Because Crochet uses types for capabilities, there are restrictions on who can construct typed data through the new operator. So one can only use the new operator directly if the type being constructed is defined in the same package as the calling code.

That is, if one were to define a type point2d in package A, then try to construct it in package B, the runtime will prevent this action because B does not have direct constructing capabilities over types defined by A. This gives A control over which capabilities it wants to provide, and how it wants to provide those capabilities.

Capabilities and how exactly Crochet achieves its safety guarantees is discussed in more details in the Security and Capabilities section.

Projecting fields#

So typed data consists of several named pieces of data. In order to use a particular piece of data, we need to project it out. This is done by using the . (dot) operator.

Given a type such as the following:

type point2d(x, y);

And a typed data construct like:

let P = new point2d(1, 2);

Then we can project fields out of it:

P.x; // ==> 1

Non-existing fields#

Trying to project a field that does not exist in a typed data is an error, but this error may not be reported until Crochet tries to execute that projection. For example:

type point2d(x, y);

let P = new point2d(1, 2);
// *** Error: The type point2d does not have a field `z`
//            (known fields: [x, y])

Fields and inheritance#

Types can be described in a hierarchy.
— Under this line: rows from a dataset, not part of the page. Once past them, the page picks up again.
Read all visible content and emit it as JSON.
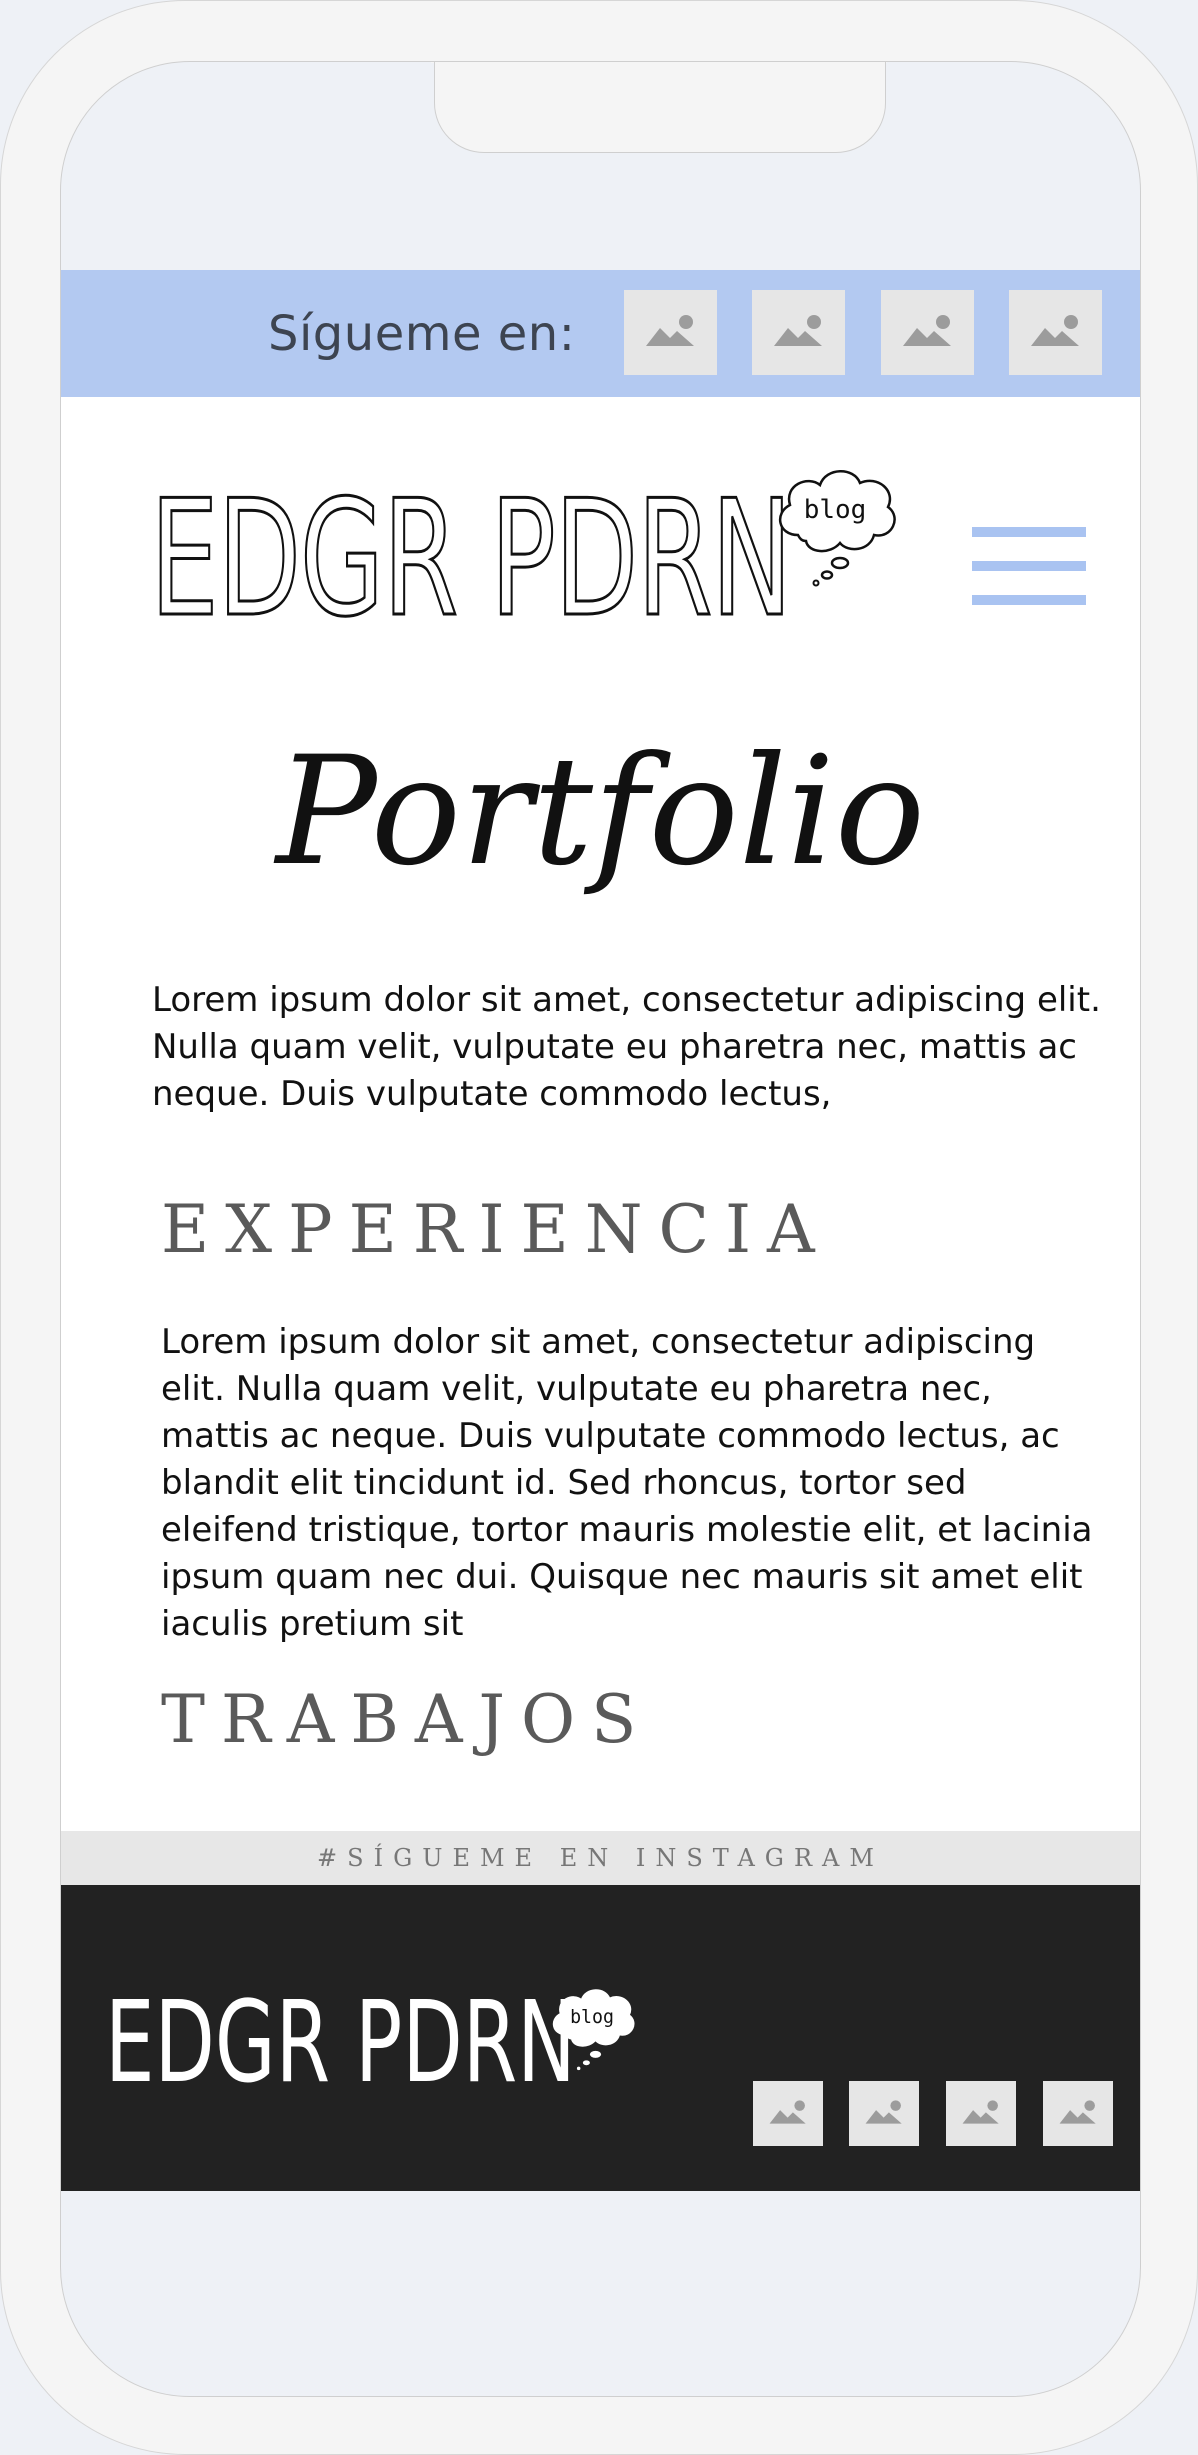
{
  "social_bar": {
    "label": "Sígueme en:",
    "icons": [
      "image-placeholder-icon",
      "image-placeholder-icon",
      "image-placeholder-icon",
      "image-placeholder-icon"
    ]
  },
  "header": {
    "logo": "EDGR PDRN",
    "logo_badge": "blog",
    "menu_icon": "hamburger-menu-icon"
  },
  "main": {
    "title": "Portfolio",
    "intro": "Lorem ipsum dolor sit amet, consectetur adipiscing elit. Nulla quam velit, vulputate eu pharetra nec, mattis ac neque. Duis vulputate commodo lectus,",
    "experience": {
      "heading": "EXPERIENCIA",
      "text": "Lorem ipsum dolor sit amet, consectetur adipiscing elit. Nulla quam velit, vulputate eu pharetra nec, mattis ac neque. Duis vulputate commodo lectus, ac blandit elit tincidunt id. Sed rhoncus, tortor sed eleifend tristique, tortor mauris molestie elit, et lacinia ipsum quam nec dui. Quisque nec mauris sit amet elit iaculis pretium sit"
    },
    "works": {
      "heading": "TRABAJOS"
    }
  },
  "instagram_bar": {
    "text": "#SÍGUEME EN INSTAGRAM"
  },
  "footer": {
    "logo": "EDGR PDRN",
    "logo_badge": "blog",
    "icons": [
      "image-placeholder-icon",
      "image-placeholder-icon",
      "image-placeholder-icon",
      "image-placeholder-icon"
    ]
  },
  "colors": {
    "accent": "#b3c9f1",
    "menu": "#a9c3f1",
    "footer_bg": "#222222",
    "placeholder": "#e6e6e6"
  }
}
Thus, if we have something like:

type point2d(x, y);
type point3d(a, b, c) is point2d;

Then point3d can be provided both where point2d and point3d are expected. This poses a problem with field projection because x and y are fields in point2d, but they are not fields in point3d. Types do not inherit any data layout from their supertypes in Crochet. This means that the following would cause very confusing failures:

command point2d x = self.x;
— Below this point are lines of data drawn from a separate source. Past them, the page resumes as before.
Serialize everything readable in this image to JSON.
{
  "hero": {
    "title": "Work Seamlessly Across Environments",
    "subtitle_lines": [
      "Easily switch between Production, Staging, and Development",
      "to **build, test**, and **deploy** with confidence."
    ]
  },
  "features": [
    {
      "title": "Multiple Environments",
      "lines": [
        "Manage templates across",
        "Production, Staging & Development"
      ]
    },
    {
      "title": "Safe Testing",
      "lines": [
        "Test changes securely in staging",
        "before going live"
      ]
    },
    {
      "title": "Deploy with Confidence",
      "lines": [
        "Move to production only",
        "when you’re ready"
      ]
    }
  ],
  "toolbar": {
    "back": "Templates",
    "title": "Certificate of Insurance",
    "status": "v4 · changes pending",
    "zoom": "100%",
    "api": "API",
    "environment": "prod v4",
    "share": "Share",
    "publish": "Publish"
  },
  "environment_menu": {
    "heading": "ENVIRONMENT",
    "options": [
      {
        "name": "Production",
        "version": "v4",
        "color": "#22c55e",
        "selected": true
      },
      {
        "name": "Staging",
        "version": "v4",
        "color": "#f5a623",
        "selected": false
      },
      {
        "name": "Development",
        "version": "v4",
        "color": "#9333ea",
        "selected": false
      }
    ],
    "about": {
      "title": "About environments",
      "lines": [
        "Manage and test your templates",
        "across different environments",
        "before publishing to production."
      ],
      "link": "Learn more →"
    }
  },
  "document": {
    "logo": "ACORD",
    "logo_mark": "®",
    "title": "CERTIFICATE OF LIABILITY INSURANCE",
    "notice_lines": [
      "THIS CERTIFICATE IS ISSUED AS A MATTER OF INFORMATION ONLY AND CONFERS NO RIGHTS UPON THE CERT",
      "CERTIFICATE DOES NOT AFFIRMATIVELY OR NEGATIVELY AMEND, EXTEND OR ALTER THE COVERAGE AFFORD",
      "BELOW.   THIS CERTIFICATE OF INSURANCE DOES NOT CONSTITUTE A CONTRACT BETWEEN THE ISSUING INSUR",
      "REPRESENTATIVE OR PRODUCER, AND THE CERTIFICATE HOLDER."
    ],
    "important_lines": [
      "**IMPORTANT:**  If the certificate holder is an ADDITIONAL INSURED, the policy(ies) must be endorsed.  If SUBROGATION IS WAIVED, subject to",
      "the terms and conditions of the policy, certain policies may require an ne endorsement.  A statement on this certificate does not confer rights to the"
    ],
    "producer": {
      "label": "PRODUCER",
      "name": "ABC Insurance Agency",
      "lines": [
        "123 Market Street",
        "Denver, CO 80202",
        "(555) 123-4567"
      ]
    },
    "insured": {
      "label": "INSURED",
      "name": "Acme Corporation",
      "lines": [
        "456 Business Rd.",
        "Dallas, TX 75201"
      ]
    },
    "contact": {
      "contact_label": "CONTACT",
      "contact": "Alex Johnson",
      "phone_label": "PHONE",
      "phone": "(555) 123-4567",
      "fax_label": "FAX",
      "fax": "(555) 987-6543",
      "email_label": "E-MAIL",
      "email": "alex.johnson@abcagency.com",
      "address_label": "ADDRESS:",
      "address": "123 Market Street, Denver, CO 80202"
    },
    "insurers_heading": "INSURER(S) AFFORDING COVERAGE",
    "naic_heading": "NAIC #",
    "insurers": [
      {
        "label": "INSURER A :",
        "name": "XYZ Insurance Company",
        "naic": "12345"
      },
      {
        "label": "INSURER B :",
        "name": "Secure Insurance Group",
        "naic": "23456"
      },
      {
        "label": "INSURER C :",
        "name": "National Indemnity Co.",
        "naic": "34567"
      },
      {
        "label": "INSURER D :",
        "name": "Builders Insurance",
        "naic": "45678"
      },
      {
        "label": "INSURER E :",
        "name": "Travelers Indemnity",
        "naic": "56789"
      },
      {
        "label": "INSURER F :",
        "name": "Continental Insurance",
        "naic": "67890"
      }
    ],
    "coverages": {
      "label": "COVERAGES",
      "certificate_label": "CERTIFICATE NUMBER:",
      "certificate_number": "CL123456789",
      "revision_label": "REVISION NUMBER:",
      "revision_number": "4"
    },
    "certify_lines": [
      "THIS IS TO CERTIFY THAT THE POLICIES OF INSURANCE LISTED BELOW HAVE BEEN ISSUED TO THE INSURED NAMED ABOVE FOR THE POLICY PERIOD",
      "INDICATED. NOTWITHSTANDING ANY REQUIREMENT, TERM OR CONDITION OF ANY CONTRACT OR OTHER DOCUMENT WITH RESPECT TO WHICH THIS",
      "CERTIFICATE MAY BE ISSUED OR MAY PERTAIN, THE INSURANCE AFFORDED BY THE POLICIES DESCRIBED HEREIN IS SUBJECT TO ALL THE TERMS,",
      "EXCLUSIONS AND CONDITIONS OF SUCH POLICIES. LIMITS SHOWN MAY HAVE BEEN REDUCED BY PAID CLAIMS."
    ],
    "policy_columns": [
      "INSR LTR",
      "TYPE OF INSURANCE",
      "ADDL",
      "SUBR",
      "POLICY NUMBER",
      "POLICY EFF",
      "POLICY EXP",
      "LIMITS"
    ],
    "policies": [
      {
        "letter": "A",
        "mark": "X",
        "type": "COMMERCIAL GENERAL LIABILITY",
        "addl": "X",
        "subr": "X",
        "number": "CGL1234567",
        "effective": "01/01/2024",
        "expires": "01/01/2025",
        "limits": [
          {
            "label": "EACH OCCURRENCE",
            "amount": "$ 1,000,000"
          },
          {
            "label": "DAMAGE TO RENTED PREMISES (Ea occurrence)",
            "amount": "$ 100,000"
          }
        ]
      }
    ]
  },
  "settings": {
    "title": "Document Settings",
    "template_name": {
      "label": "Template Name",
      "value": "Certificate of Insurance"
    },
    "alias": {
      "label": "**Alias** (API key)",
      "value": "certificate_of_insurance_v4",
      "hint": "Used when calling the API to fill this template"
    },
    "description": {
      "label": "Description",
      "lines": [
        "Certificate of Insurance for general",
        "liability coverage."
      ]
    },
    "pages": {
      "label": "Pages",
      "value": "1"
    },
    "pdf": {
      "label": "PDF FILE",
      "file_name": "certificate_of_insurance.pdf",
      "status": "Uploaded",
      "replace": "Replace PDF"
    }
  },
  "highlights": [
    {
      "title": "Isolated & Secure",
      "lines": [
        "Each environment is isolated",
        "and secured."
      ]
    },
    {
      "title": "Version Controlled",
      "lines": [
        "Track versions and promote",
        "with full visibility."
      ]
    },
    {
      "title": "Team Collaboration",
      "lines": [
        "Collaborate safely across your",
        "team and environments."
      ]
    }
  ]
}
let P = new point3d(1, 2, 3);
P x;
// *** Error: The type point3d does not have a field `x`
//            (known fields: [a, b, c])
//     Arising from:
//       In (point2d) x
//         from module (repl) in crochet.repl.basic
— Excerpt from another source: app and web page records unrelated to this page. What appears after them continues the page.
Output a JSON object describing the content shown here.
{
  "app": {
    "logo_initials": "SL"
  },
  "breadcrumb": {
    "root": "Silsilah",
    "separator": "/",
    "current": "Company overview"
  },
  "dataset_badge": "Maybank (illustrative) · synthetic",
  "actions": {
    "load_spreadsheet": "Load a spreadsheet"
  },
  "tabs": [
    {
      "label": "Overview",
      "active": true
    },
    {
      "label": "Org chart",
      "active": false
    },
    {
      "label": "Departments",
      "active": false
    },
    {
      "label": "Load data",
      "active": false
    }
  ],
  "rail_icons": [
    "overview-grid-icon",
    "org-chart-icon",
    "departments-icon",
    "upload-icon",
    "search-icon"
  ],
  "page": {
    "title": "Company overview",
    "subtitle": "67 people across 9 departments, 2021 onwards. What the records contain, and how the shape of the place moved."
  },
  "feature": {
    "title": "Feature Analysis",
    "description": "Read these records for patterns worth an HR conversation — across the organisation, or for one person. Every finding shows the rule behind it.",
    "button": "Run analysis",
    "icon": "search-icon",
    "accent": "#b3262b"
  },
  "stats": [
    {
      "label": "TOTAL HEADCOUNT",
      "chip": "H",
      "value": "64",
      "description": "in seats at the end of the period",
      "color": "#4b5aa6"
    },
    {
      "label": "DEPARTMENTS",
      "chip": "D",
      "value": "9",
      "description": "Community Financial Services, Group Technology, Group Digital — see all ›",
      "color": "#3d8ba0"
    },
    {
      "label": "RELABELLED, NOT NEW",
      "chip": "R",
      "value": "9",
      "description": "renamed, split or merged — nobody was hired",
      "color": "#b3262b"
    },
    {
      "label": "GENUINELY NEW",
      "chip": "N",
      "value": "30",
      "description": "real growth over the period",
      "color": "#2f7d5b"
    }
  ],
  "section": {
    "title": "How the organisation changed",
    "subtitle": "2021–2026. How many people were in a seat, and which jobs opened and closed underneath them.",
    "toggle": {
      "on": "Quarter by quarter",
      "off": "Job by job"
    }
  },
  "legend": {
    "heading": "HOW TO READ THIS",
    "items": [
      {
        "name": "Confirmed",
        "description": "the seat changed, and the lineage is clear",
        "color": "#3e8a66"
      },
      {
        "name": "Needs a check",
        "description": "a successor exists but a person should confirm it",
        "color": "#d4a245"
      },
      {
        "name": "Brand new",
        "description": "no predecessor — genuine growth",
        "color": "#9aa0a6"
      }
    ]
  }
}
For this reason, any command that is meant to be shared with other types should not use field projection directly, but rather rely on commands whose only job is to project that field, so the commands can be defined for the types that need it.

Visibility of fields#

Allowing code to project fields from typed data is a dangerous kind of power. If typed data is to be used for privacy, then arbitrary projection could very well violate that guarantee, since it’s not necessary to know the type in order to perform a projection.

To address this, projection of typed data is only possible within the package that defines the type. This means that any access to the information inside of a typed data is conditioned to commands instead, and these follow the expected Crochet guarantees. Users can decide which of the fields in a typed data can safely be exposed as commands, and what kind of capabilities are necessary in order to access them.

Projection with non-typed data#

Projection is not restricted to typed data in Crochet. It’s also available on sequences and records, and it does slightly different things with them.

Record projection#

Records are non-typed pieces of data comprised of independent information. For example, one could represent coordinates as records like so:

let Coords = [latitude -> -75.0, longitude -> 31.0];

And these pieces of information can be projected like in a typed data:

Coords.latitude; // ==> -75.0

Projecting non-existing fields will, likewise, result in an error:;
// *** Error: The key `lat` does not exist in the record
//            (known keys: latitude, longitude)


Since records are not typed, they cannot provide any privacy or security guarantees and should not be used for data that isn’t completely public.

Sequence projection#


This is an experimental feature and it’s likely to change!

Using projection on a sequence, like [A, B, C].x is equivalent to projecting each item of the sequence, so the result will be [A.x, B.x, C.x].

For example, given:

let Alice = [name -> "Alice", author -> "Lewis Caroll"];
let Dorothy = [name -> "Dorothy", author -> "L. Frank Baum"];

let Characters = [Alice, Dorothy];

If we project the name field of this sequence, that’s equivalent to projecting the name field of each record:; // ==> ["Alice", "Dorothy"]